Data extracted from a collection =>
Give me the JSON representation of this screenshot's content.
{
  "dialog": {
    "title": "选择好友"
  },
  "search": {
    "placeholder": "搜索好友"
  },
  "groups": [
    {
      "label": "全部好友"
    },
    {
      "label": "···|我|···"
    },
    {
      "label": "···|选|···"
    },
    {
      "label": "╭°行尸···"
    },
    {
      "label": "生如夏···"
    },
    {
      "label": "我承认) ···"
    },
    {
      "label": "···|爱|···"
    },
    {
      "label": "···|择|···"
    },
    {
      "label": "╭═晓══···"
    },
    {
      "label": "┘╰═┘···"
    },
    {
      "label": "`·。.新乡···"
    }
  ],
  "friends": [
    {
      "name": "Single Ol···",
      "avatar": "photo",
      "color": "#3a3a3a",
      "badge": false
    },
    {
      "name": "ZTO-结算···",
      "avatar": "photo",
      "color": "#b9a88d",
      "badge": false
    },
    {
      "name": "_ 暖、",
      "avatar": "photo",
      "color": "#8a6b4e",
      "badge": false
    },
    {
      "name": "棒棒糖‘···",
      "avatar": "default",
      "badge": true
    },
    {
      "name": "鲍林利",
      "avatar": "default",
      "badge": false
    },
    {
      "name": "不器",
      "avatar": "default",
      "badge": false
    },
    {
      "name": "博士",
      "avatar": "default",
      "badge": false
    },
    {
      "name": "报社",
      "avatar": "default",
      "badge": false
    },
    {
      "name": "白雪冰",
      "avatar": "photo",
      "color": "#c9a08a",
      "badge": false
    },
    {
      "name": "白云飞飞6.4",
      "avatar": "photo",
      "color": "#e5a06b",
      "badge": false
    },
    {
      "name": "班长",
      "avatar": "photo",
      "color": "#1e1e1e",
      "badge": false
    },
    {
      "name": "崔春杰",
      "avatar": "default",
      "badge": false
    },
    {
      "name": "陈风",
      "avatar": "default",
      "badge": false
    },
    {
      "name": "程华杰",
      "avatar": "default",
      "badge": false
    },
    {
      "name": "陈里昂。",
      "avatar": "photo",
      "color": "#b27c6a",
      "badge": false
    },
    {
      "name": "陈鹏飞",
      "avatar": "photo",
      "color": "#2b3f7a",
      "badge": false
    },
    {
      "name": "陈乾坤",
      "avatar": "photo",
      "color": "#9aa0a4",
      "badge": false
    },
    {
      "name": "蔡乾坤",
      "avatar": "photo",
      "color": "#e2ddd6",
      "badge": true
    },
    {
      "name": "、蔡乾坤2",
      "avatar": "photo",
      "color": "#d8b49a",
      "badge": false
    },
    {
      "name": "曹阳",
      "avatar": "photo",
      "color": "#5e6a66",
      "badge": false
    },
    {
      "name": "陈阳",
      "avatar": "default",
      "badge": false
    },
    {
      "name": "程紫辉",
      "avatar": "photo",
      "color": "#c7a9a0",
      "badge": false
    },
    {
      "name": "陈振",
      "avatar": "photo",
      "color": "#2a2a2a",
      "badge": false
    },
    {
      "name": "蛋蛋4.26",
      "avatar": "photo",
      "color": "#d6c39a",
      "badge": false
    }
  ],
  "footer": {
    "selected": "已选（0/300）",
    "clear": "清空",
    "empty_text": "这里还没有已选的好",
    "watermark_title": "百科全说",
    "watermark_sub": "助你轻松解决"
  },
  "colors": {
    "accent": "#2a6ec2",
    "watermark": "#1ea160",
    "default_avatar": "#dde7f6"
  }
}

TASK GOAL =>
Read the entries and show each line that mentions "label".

THE COMPLETED TASK =>
      "label": "全部好友"
      "label": "···|我|···"
      "label": "···|选|···"
      "label": "╭°行尸···"
      "label": "生如夏···"
      "label": "我承认) ···"
      "label": "···|爱|···"
      "label": "···|择|···"
      "label": "╭═晓══···"
      "label": "┘╰═┘···"
      "label": "`·。.新乡···"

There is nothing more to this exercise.